Black-and-white Holstein cattle and tan, doe-eyed Jersey cows are a common sight in the North Bay. Water buffalo? Not so much.
The curious, watchful animals with their sloped, black horns and croaking vocalizations are newcomers to western Marin and Sonoma counties, but their presence signals a delicious addition to the region's long history of dairy farms.
Craig Ramini's buffalo milk mozzarella operation in Tomales brought the Asiatic animals into the area. His then-partner Andrew Zlot set out to expand the herd and find a larger dairy. But when their partnership came to an end, Zlot found himself with a herd of buffalo and no idea what to do with the luxuriously rich milk they produced. He wasn't going to make mozzarella. A chance meeting with two Mendocino County gelato makers (Paul Vierra and Marco Moramarco of Gualala's Pazzo Marco Creamery) at a party gave him an idea. Zlot asked if they'd be willing to make a batch of gelato with his buffalo milk. They said yes, and he brought some milk up to Gualala.
"Out came the gelato, and it was just glorious," Zlot says.
After some coaxing, the gelato makers shared their recipe for the gelato base under the condition Zlot didn't sell in Gualala. The flavoring would be up to Zlot. Thus Petaluma's Double 8 Dairy gelato was born.
Zlot and his two partners (Curtis Fjelstul and Melisa Schultze) began making gelato in 2013. From the restaurant side, customers have included heavies like the French Laundry, Ramen Gaijin, A16, Quince, Sushi Ran and Oliveto. On the retail side, Double 8 is available at Paradise Market (Corte Madera), Bi-Rite (San Francisco) and Market Hall (Oakland).
"There is no other buffalo milk gelato dairy in America," says Zlot. Fjelstul (formerly production manager of Three Twins ice cream) says he's pretty sure there isn't one in Italy either.
The name Double 8 refers to the milking parlor, a U-shaped area that can house 16 buffalo (a double eight). Zlot used to deliver gelato in a portable freezer in the back of his Jetta, but now he makes his rounds in a used Dryer's ice cream truck.
At $9 a pint, the gelato ain't cheap. Dairy cows produce about three times as much milk as a water buffalo, but the milk that comes out is supremely rich and creamy. Water buffalo milk gelato is 10 percent butterfat, lower than that of traditional premium cow's milk ice cream which has cream added to it and about 14 percent butterfat. Because buffalo milk is so rich, no additional cream is needed.

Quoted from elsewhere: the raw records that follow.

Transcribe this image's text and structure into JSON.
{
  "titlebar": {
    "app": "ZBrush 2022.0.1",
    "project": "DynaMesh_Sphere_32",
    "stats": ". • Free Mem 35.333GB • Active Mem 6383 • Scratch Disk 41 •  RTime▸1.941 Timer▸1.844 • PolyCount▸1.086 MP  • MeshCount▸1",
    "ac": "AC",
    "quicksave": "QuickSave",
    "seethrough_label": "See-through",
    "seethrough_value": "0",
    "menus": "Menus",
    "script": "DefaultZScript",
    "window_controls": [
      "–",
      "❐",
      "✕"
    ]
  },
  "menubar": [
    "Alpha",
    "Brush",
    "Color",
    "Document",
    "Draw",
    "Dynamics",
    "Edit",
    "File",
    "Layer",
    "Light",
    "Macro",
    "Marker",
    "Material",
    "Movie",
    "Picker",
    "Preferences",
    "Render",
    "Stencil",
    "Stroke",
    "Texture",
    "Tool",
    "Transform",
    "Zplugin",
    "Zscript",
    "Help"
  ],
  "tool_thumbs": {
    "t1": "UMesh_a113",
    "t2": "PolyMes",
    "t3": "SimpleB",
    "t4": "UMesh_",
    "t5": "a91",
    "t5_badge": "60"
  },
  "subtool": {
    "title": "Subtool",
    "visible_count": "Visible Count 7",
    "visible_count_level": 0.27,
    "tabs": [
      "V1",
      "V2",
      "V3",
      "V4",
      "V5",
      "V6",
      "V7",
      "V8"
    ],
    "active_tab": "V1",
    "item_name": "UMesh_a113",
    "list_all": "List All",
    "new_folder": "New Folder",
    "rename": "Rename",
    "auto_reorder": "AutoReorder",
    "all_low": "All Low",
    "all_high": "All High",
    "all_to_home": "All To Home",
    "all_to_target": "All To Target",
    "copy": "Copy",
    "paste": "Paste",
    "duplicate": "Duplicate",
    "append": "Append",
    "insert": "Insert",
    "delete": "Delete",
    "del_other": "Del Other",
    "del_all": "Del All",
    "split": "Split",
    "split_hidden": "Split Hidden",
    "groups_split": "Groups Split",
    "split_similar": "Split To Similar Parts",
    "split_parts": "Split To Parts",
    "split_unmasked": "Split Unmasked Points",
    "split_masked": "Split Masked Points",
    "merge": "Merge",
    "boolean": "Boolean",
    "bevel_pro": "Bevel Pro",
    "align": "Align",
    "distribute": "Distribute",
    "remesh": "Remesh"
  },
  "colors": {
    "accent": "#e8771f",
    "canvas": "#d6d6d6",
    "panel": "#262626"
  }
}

Current flavors include chocolate, hazelnut, candy cap mushroom and, my favorite, fior de latte, a plain milk flavor that's anything but plain. The gelato is dense and chewy and stunningly delicious. Compared to premium brands of ice cream, its has a more satiny mouthfeel and a downright buttery quality.
The buffalos' barns, the dairy and the creamery where the ice cream is made are all within a few steps of each other. It doesn't get more farm-to-freezer than that.

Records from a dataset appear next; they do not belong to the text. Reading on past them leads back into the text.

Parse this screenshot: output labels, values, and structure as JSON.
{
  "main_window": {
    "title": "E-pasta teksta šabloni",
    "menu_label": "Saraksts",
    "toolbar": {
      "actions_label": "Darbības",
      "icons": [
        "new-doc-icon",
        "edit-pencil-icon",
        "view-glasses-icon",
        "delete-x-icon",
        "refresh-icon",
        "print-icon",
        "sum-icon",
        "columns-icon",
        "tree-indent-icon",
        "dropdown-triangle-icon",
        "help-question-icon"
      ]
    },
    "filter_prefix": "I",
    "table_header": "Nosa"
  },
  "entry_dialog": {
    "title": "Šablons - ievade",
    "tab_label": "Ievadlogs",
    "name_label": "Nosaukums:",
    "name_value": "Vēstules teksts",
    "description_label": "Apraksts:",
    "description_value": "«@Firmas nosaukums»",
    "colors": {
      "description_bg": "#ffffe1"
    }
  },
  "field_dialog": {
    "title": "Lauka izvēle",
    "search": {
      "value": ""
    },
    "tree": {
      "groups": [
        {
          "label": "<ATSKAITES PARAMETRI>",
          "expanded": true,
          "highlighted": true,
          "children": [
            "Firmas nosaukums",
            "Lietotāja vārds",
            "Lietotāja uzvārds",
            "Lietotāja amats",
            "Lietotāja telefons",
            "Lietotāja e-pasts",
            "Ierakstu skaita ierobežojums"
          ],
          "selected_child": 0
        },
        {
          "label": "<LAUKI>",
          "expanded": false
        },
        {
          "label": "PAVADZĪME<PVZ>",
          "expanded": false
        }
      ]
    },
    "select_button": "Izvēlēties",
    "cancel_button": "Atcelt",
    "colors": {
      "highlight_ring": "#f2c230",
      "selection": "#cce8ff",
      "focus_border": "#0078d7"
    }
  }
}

"The beauty of this is the simplicity," says Zlot, a journalist turned economist turned ice cream maker. "You milk in the morning and make gelato in the afternoon."